Porn is hazardous to your sexual and psychological health

Research shows the following common issues associated with Porn Addiction:

  • Damages the intimacy in your relationships
  • Decreases the sexual attraction you experience for your partner
  • Reduces your desire to approach real women
  • Creates unrealistic expectations of your current or future sexual partners
  • Affects the strength and duration of your erections

How do you progress away from pornography?

Here are a few tips on how to transition from being addicted to porn to cutting back, and eventually eliminating your pornography consumption.

1. Reduce the amount of time spent watching porn

Commit to reducing the number of times per week you watch porn to only once or twice, rather than daily. Schedule it, if you have to, and stick to it. Set a timer, so you don’t binge-watch, for say 10 or 20 minutes.

2. Experiment – Go cold turkey for 3 months.

The most compelling way to eliminate porn from your life is to go cold turkey and do not watch porn for 3 months. Get a friend or partner to hold you accountable if necessary. Get them to put a restriction on all devices (iPhones, iPads etc) and TV’s where only they know the code so you literally cannot be tempted to watch porn.

Benefits of reducing your porn consumption

There are many benefits to reducing the amount of pornography you are currently watching. These include:

  • An increased sex drive
  • More gratitude for your sexual partner
  • More mental and emotional presence with women
  • More appreciation for women in general
  • Less judgement of "real" women’s bodies
  • Increased sexual attraction to partners
  • A greater overall sex drive from a balanced place
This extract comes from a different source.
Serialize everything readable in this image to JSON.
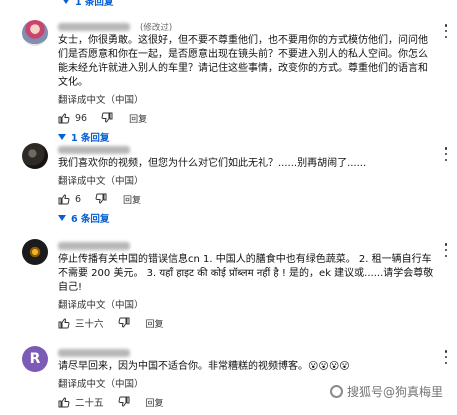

Caroline Cranshaw is a hypnotherapist, founder and trainer at the New Zealand Integrative Hypnotherapy Training Institute and the author of The Smoking Cure. Find out more about her at nzhypnotherapy.co.nz. Listen to Caroline's new podcast WTF Stories & Advice.